[Opening Supplied material section]

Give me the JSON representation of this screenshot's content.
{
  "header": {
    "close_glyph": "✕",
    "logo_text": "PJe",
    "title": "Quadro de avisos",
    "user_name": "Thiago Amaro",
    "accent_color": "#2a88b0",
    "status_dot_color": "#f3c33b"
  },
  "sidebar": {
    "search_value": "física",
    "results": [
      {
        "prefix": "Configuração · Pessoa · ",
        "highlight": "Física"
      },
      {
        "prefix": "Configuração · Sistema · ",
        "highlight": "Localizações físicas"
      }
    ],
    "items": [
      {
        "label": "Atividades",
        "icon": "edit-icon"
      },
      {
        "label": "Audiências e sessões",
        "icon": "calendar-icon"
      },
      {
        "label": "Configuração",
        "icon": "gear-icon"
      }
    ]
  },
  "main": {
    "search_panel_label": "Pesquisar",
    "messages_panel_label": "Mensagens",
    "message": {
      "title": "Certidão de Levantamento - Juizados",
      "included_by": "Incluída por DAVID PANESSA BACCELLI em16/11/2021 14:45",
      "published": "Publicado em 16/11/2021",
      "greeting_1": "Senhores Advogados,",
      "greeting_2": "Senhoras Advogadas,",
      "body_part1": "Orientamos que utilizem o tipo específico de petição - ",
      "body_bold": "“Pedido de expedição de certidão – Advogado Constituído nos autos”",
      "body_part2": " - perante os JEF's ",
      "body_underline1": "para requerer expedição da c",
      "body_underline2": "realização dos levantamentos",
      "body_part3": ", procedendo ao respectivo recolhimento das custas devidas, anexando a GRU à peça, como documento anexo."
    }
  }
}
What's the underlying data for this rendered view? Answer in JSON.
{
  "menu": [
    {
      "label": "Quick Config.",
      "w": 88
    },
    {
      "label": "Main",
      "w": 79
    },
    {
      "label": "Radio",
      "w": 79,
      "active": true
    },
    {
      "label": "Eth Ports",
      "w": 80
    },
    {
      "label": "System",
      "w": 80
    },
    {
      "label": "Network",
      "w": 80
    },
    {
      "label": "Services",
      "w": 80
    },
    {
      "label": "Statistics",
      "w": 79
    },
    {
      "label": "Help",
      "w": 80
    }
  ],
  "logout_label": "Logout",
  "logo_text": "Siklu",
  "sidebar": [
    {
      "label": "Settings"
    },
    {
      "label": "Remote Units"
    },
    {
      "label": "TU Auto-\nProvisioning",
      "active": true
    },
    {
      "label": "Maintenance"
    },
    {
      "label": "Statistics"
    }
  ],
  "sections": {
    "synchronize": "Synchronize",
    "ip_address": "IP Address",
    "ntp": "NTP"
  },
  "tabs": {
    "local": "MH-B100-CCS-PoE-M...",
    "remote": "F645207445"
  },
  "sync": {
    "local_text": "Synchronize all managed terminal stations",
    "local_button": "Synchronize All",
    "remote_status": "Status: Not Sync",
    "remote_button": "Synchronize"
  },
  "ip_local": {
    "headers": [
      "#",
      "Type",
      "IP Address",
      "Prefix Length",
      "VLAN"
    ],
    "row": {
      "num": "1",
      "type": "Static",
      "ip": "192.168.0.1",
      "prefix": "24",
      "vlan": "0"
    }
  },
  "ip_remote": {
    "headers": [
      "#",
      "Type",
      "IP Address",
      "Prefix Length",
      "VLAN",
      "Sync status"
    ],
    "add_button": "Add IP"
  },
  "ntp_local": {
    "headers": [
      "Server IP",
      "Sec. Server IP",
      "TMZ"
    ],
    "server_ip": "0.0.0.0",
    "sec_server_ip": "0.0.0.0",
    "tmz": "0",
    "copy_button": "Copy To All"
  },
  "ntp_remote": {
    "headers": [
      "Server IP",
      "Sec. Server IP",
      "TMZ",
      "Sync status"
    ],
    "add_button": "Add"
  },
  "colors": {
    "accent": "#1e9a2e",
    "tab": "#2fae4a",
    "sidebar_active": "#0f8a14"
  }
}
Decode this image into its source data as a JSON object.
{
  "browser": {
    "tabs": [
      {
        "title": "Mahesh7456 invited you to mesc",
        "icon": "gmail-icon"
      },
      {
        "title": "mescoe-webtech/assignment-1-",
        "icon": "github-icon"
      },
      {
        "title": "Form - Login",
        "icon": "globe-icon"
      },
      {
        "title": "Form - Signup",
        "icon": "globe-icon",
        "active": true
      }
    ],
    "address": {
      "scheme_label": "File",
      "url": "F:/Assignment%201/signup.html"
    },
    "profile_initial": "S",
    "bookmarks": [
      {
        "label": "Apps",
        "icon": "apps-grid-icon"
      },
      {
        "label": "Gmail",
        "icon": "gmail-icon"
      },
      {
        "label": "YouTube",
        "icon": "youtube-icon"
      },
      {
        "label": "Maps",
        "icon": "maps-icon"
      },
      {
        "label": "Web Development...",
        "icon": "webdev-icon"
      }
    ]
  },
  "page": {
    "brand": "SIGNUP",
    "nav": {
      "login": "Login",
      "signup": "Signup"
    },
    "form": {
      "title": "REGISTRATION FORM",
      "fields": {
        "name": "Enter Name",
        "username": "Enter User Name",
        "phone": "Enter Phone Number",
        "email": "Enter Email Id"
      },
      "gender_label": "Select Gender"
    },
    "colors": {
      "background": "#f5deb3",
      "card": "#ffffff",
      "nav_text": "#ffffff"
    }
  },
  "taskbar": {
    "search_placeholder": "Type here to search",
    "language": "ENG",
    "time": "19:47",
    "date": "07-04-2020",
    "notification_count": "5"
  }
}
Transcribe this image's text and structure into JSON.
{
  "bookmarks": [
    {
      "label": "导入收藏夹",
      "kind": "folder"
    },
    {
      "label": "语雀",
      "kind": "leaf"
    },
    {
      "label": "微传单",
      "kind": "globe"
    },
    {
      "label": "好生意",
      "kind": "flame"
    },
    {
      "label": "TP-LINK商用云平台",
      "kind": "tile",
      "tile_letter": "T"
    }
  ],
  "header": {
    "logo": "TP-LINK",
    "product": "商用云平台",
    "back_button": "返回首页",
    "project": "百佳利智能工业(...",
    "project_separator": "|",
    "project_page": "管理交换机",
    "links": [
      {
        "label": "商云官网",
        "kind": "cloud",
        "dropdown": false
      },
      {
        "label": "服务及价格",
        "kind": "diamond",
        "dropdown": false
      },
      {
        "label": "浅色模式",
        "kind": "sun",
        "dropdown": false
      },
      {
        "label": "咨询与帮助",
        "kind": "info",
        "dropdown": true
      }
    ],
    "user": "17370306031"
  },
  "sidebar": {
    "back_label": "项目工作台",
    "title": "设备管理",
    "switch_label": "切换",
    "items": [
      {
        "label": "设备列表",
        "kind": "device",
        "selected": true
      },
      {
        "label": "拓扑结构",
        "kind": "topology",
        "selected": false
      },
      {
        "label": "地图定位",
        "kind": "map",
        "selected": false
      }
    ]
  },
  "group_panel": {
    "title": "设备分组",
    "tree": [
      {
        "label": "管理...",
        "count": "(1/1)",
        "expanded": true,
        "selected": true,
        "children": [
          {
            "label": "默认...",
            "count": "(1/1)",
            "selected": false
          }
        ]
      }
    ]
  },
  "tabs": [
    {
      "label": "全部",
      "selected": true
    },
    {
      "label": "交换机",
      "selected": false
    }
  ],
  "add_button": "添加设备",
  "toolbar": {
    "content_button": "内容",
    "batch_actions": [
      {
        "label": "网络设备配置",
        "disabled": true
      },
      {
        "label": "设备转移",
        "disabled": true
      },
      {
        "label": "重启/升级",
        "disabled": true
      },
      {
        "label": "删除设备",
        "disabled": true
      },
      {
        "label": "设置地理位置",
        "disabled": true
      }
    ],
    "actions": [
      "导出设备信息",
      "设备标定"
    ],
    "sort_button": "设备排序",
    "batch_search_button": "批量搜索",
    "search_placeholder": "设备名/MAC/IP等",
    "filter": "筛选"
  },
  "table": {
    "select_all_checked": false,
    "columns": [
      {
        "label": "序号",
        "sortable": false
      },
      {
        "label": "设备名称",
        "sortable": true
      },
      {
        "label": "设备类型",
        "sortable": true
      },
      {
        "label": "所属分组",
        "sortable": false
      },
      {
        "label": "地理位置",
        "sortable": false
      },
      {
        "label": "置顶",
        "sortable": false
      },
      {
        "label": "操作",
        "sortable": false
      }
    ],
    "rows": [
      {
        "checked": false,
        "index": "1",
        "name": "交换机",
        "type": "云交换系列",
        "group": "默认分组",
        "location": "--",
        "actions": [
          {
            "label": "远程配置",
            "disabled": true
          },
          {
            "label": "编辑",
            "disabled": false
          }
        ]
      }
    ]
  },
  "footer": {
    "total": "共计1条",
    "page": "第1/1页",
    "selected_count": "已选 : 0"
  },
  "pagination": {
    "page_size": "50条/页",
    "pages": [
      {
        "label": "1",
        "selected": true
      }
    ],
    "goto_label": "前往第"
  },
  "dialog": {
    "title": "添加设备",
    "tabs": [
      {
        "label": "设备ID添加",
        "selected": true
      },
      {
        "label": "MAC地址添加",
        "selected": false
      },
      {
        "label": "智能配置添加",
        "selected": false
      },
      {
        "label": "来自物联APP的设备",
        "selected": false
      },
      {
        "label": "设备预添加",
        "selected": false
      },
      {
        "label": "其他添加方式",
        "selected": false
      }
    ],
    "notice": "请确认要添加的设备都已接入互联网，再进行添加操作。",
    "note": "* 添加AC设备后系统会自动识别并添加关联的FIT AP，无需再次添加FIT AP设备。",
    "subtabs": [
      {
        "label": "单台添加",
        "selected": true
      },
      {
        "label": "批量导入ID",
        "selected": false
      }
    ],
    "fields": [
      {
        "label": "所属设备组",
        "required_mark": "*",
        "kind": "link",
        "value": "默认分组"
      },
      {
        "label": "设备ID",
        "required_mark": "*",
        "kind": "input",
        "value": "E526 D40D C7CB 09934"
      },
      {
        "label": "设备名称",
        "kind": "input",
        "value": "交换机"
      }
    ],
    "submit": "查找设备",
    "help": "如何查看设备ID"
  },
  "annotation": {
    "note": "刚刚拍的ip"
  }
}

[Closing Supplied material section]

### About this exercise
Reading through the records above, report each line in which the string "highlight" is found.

### The answer
        "highlight": "Física"
        "highlight": "Localizações físicas"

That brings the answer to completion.